If he can continue on that path, Thomson seems set to become a manager. But how will he know when the time is right for him?

“When someone gives me an opportunity that I feel is right for me and I just have to say yes to,” he said. “It was the same when Craig Mulholland approached me. I had to give up a big part of my own Academy that I had worked really hard for to come and be here full-time.

“It is a big commitment to drive from Edinburgh five, six times a week and your hours as a coach are different to a player. You feel as though you could have a sleeping bag and stay here.

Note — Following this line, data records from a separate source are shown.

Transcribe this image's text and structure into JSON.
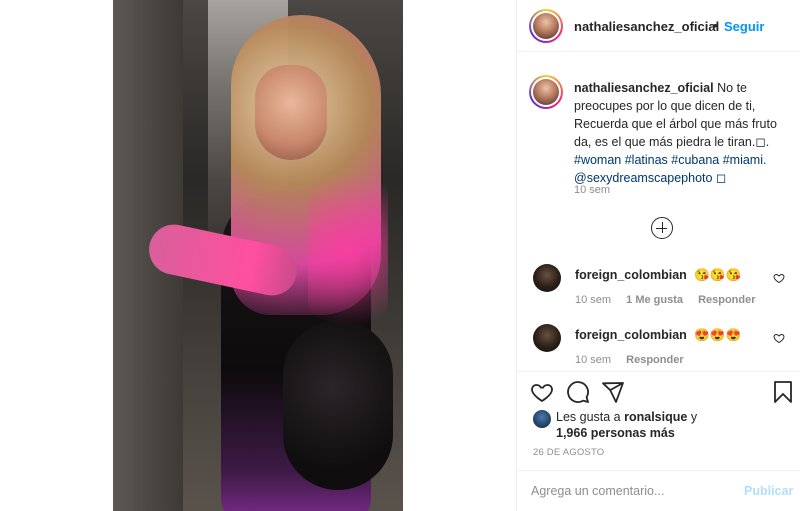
{
  "header": {
    "username": "nathaliesanchez_oficial",
    "separator": "•",
    "follow_label": "Seguir"
  },
  "caption": {
    "username": "nathaliesanchez_oficial",
    "text": "No te preocupes por lo que dicen de ti, Recuerda que el árbol que más fruto da, es el que más piedra le tiran.◻.",
    "hashtags": "#woman #latinas #cubana #miami.",
    "mention": "@sexydreamscapephoto ◻",
    "time": "10 sem"
  },
  "comments": [
    {
      "username": "foreign_colombian",
      "text": "😘😘😘",
      "time": "10 sem",
      "likes": "1 Me gusta",
      "reply": "Responder"
    },
    {
      "username": "foreign_colombian",
      "text": "😍😍😍",
      "time": "10 sem",
      "reply": "Responder"
    }
  ],
  "likes": {
    "prefix": "Les gusta a",
    "user": "ronalsique",
    "suffix": "y",
    "count": "1,966 personas más"
  },
  "date": "26 DE AGOSTO",
  "add_comment": {
    "placeholder": "Agrega un comentario...",
    "publish_label": "Publicar"
  },
  "icons": {
    "like": "heart-icon",
    "comment": "comment-icon",
    "share": "share-icon",
    "save": "bookmark-icon",
    "load_more": "plus-circle-icon"
  },
  "colors": {
    "link_blue": "#0095f6",
    "hashtag_blue": "#00376b",
    "muted": "#8e8e8e",
    "text": "#262626",
    "publish_disabled": "#b2dffc"
  }
}
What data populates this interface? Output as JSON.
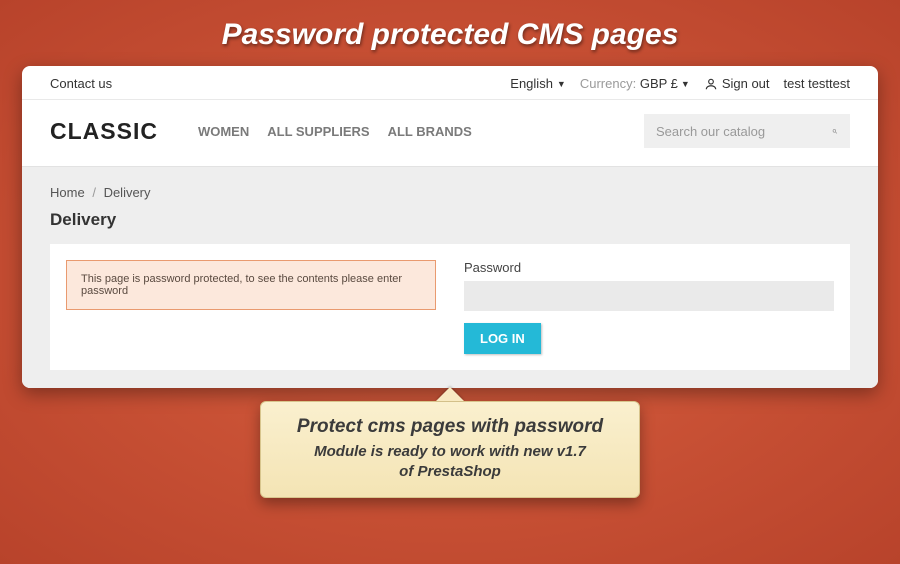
{
  "hero": {
    "title": "Password protected CMS pages"
  },
  "topbar": {
    "contact": "Contact us",
    "language": "English",
    "currency_label": "Currency:",
    "currency_value": "GBP £",
    "signout": "Sign out",
    "username": "test testtest"
  },
  "header": {
    "logo": "CLASSIC",
    "nav": {
      "women": "WOMEN",
      "suppliers": "ALL SUPPLIERS",
      "brands": "ALL BRANDS"
    },
    "search_placeholder": "Search our catalog"
  },
  "breadcrumb": {
    "home": "Home",
    "current": "Delivery"
  },
  "page": {
    "title": "Delivery"
  },
  "alert": {
    "message": "This page is password protected, to see the contents please enter password"
  },
  "form": {
    "password_label": "Password",
    "login_button": "LOG IN"
  },
  "callout": {
    "title": "Protect cms pages with password",
    "line1": "Module is ready to work with new v1.7",
    "line2": "of PrestaShop"
  }
}
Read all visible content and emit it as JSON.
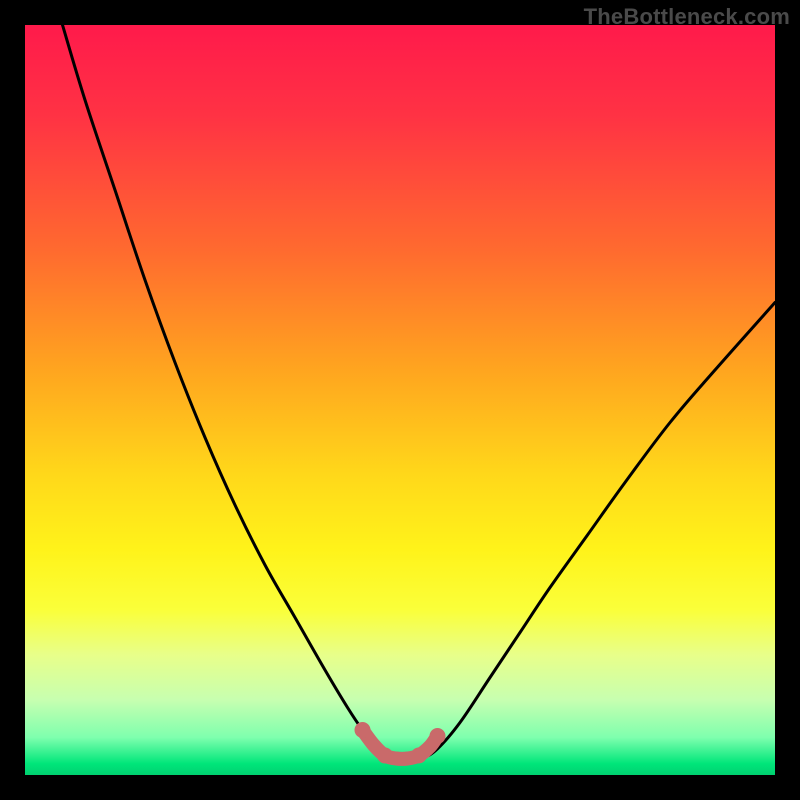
{
  "watermark": "TheBottleneck.com",
  "colors": {
    "page_bg": "#000000",
    "gradient_stops": [
      {
        "offset": 0.0,
        "color": "#ff1a4b"
      },
      {
        "offset": 0.12,
        "color": "#ff3244"
      },
      {
        "offset": 0.3,
        "color": "#ff6a2f"
      },
      {
        "offset": 0.46,
        "color": "#ffa51f"
      },
      {
        "offset": 0.6,
        "color": "#ffd81a"
      },
      {
        "offset": 0.7,
        "color": "#fff31a"
      },
      {
        "offset": 0.78,
        "color": "#faff3a"
      },
      {
        "offset": 0.84,
        "color": "#e8ff8a"
      },
      {
        "offset": 0.9,
        "color": "#c7ffb0"
      },
      {
        "offset": 0.95,
        "color": "#7effae"
      },
      {
        "offset": 0.985,
        "color": "#00e67a"
      },
      {
        "offset": 1.0,
        "color": "#00d070"
      }
    ],
    "curve_stroke": "#000000",
    "marker_stroke": "#c96a6a",
    "marker_fill": "#c96a6a"
  },
  "chart_data": {
    "type": "line",
    "title": "",
    "xlabel": "",
    "ylabel": "",
    "xlim": [
      0,
      100
    ],
    "ylim": [
      0,
      100
    ],
    "grid": false,
    "legend": false,
    "series": [
      {
        "name": "bottleneck-curve",
        "x": [
          5,
          8,
          12,
          16,
          20,
          24,
          28,
          32,
          36,
          40,
          43,
          45,
          47,
          49,
          51,
          53,
          55,
          58,
          62,
          66,
          70,
          75,
          80,
          86,
          92,
          100
        ],
        "y": [
          100,
          90,
          78,
          66,
          55,
          45,
          36,
          28,
          21,
          14,
          9,
          6,
          3.5,
          2.3,
          2.2,
          2.3,
          3.5,
          7,
          13,
          19,
          25,
          32,
          39,
          47,
          54,
          63
        ]
      },
      {
        "name": "highlight-segment",
        "x": [
          45,
          46.5,
          48,
          49.5,
          51,
          52.5,
          54,
          55
        ],
        "y": [
          6,
          4,
          2.6,
          2.2,
          2.2,
          2.6,
          3.8,
          5.2
        ]
      }
    ],
    "annotations": []
  }
}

I don’t love sitting in the car on the M8, but I love being with the boys and on the training pitch.

“I would do it 24/7 if I could, so that part is easy for me. Until I get asked to do something different, that excites me and I feel I am moving in the right direction, I am very, very happy and humbled to be here.”

*Rangers Academy coach Kevin Thomson is pictured promoting the Rangers Youth Development Company.

Since 2002, RYDC profits have been directed to Rangers Football Club’s youth programme - with almost £8 million provided so far.

And in January, Academy Head Craig Mulholland and youth graduate Glenn Middleton accepted an RYDC donation of £400,000.

For full details on RYDC’s growing portfolio of products – the re-launched Rangers Pools, Rangers Lotto, Rising Stars, Scratchcards, Stadium Bricks and the Youth Members Club - visit www.rydc.co.uk or call 0141 427 4914